...turns out to be one of those pictures the critical reaction to which is more, um, interesting than the thing itself. I found it a pretty unpleasant mess with very few laugh-out-loud moments (the cardinal sin as far as a supposed comedy is concerned, in my book). I also found it to be rather utterly ridiculous. Writer/director Jody Hill's um, vision, might have worked had he framed it as the utter burleqesque most of the sum of its parts suggest it should be. But, besides having a cinematic sense that makes Kevin Smith look like Otto Preminger, Hill's got zero ability to create a consistent tone. One also suspects that his creative process often involves putting the cart before the horse. E.g., if I may be allowed to speculate, "Wouldn't it be cool to have a slo-mo foot chase through the mall scored to the Pixies' 'Where Is My Mind'?", for instance.
From the anachronistically-overcoated flasher on down, the material here begs for some recognition of its utter absurdity, but a lot of folks seem to be taking the picture's portrayal of Mall America at face value. I know everybody's kind of cracked up about how everything's turned to shit these day, but c'mon, people; in the world in which we actually exist, the odds are reasonably good that Seth Rogen's "chief of mall security" Ronnie Barnhardt would have been fired for cause within the first ten minutes of the film.
Some do find the argumentation authentic, however. Entertainment Weekly's Lisa Schwarzbaum sees the film as "a crazy mosaic of Americana with tiles scattered and missing," and Time's Richard Corliss calls it "a quick portrait of trailer-park America pursuing its urges by any means necessary." (Never mind that no trailer-park is depicted in the picture; this is code, I guess.) As someone whose brother manages a Dave & Busters, I rather resent the implicit class bias of such observations, but there you have it. But I'm here to tell ya—I spend more time than you think in the malls of heartland America, and it's not that bad out there!
As for the picture's controversial "date rape" scene, which one defends at the peril of being scolded "But it's not informed consent!", well, if one was wondering what could make any given writer at Jezebel drop her insouciance, rev up her outrage meter from -10 to 100 in nothing flat, and come on rather like a potty-mouthed Phyllis Schlafly, well, now you know. Whether that's a useful thing to know, I can't say. This is not to condone date rape jokes, or any kind of rape jokes, by the way; they're not funny. Not in Blazing Saddles, not in Animal House, not in that Woody Allen bit ending "it wasn't a a moving violation," none of it. But the thing is, Observe and Report isn't Blazing Saddles, it isn't Animal House, and Jody Hill isn't Woody Allen. As my esteemed friend Vadim notes in a comment below, "It's not even that good a movie." If it was, there might be something worth talking about. But as it is, this is just another case of the constantly-starved-for-defining-the-zeitgeist-celebration-and-opprobrium-culture-coverage maw gnawing on some chum. When the dust settles, DIsney and Miley Cyrus are gonna stand up holding all the loot, and this thing won't have even begun to build a cult. Next!

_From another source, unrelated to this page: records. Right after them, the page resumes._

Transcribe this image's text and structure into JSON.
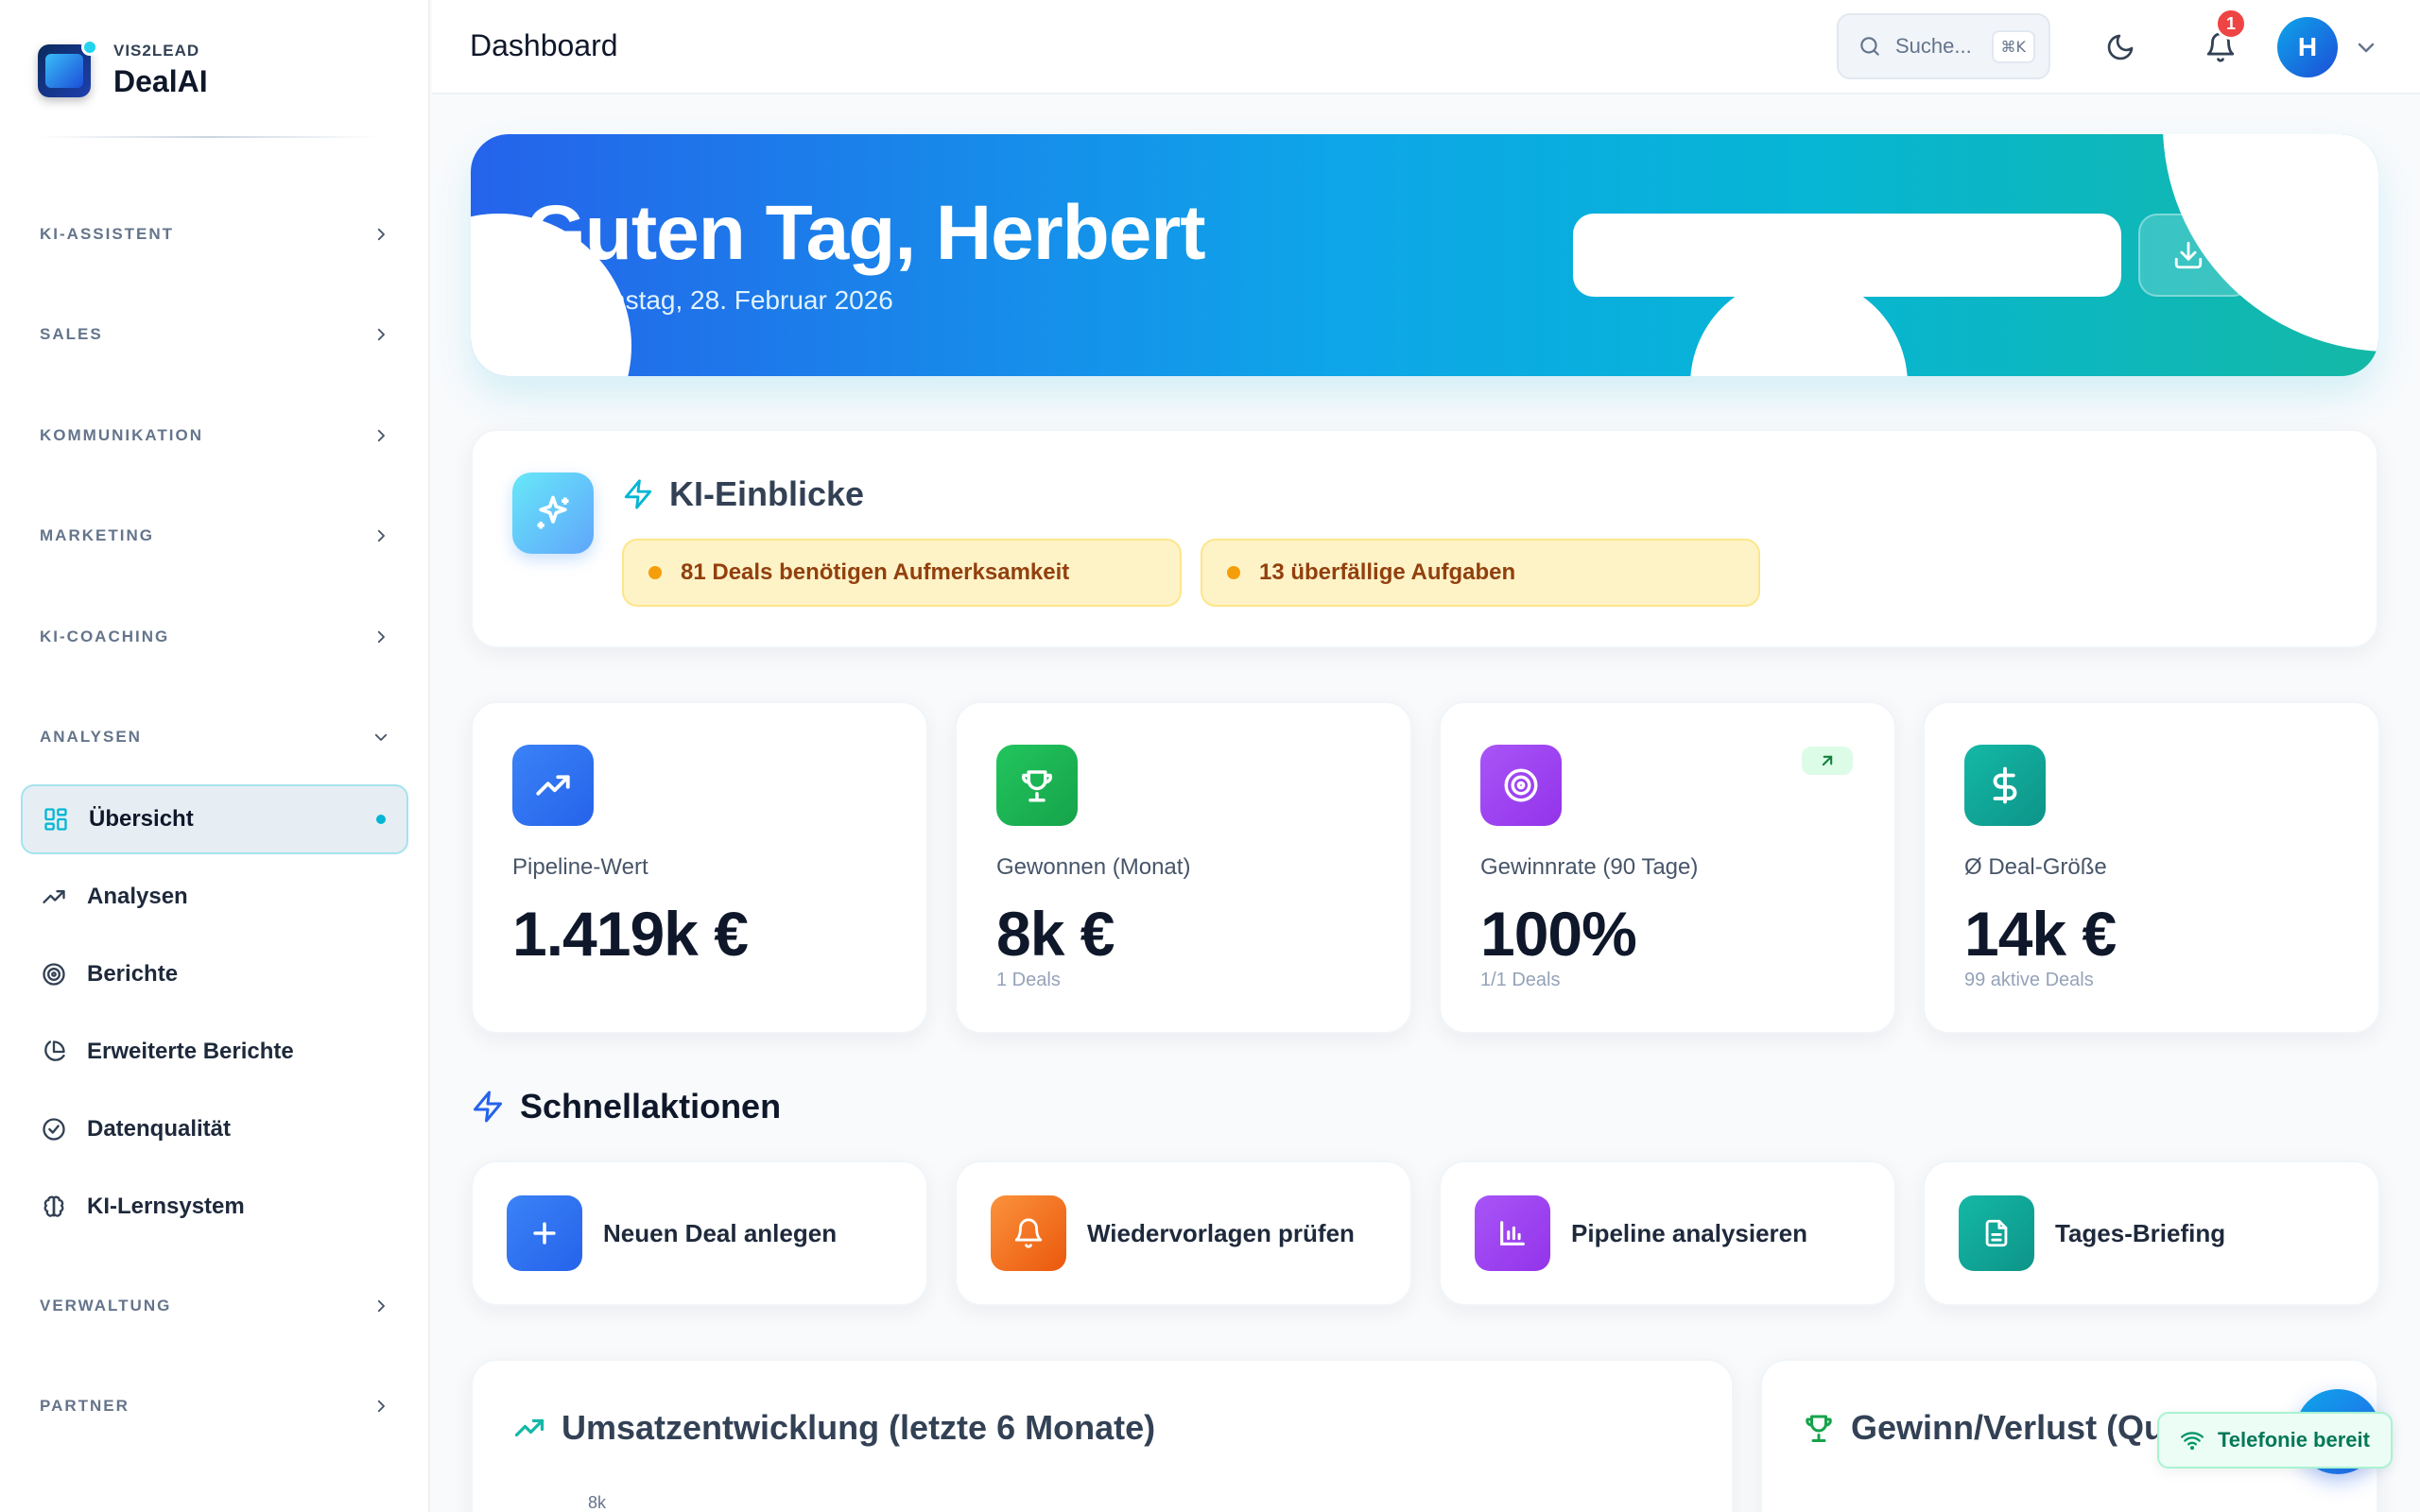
{
  "brand": {
    "sub": "VIS2LEAD",
    "name": "DealAI"
  },
  "sidebar": {
    "sections": [
      {
        "label": "KI-ASSISTENT"
      },
      {
        "label": "SALES"
      },
      {
        "label": "KOMMUNIKATION"
      },
      {
        "label": "MARKETING"
      },
      {
        "label": "KI-COACHING"
      },
      {
        "label": "ANALYSEN"
      },
      {
        "label": "VERWALTUNG"
      },
      {
        "label": "PARTNER"
      }
    ],
    "items": [
      {
        "label": "Übersicht",
        "icon": "grid-icon",
        "active": true
      },
      {
        "label": "Analysen",
        "icon": "trending-up-icon"
      },
      {
        "label": "Berichte",
        "icon": "target-icon"
      },
      {
        "label": "Erweiterte Berichte",
        "icon": "pie-chart-icon"
      },
      {
        "label": "Datenqualität",
        "icon": "check-circle-icon"
      },
      {
        "label": "KI-Lernsystem",
        "icon": "brain-icon"
      }
    ]
  },
  "header": {
    "title": "Dashboard",
    "search_placeholder": "Suche...",
    "search_shortcut": "⌘K",
    "notification_count": "1",
    "avatar_initial": "H"
  },
  "hero": {
    "greeting": "Guten Tag, Herbert",
    "date": "Samstag, 28. Februar 2026"
  },
  "insights": {
    "title": "KI-Einblicke",
    "alerts": [
      "81 Deals benötigen Aufmerksamkeit",
      "13 überfällige Aufgaben"
    ]
  },
  "kpis": [
    {
      "label": "Pipeline-Wert",
      "value": "1.419k €",
      "sub": "",
      "icon": "trending-up-icon",
      "color": "#3b82f6"
    },
    {
      "label": "Gewonnen (Monat)",
      "value": "8k €",
      "sub": "1 Deals",
      "icon": "trophy-icon",
      "color": "#16a34a"
    },
    {
      "label": "Gewinnrate (90 Tage)",
      "value": "100%",
      "sub": "1/1 Deals",
      "icon": "target-icon",
      "color": "#9333ea"
    },
    {
      "label": "Ø Deal-Größe",
      "value": "14k €",
      "sub": "99 aktive Deals",
      "icon": "dollar-icon",
      "color": "#0d9488"
    }
  ],
  "quick_actions": {
    "title": "Schnellaktionen",
    "items": [
      {
        "label": "Neuen Deal anlegen",
        "icon": "plus-icon",
        "color": "#3b82f6"
      },
      {
        "label": "Wiedervorlagen prüfen",
        "icon": "bell-icon",
        "color": "#f97316"
      },
      {
        "label": "Pipeline analysieren",
        "icon": "bar-chart-icon",
        "color": "#9333ea"
      },
      {
        "label": "Tages-Briefing",
        "icon": "document-icon",
        "color": "#0d9488"
      }
    ]
  },
  "revenue": {
    "title": "Umsatzentwicklung (letzte 6 Monate)",
    "y_top_tick": "8k"
  },
  "winloss": {
    "title": "Gewinn/Verlust (Qu"
  },
  "telephony": {
    "label": "Telefonie bereit"
  }
}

UPDATE: Many thanks to the esteemed James Wolcott, who I've admired from a distance for longer than I'd like to admit (I suspect he'd appreciate my reticence in this respect as well), for the linkage.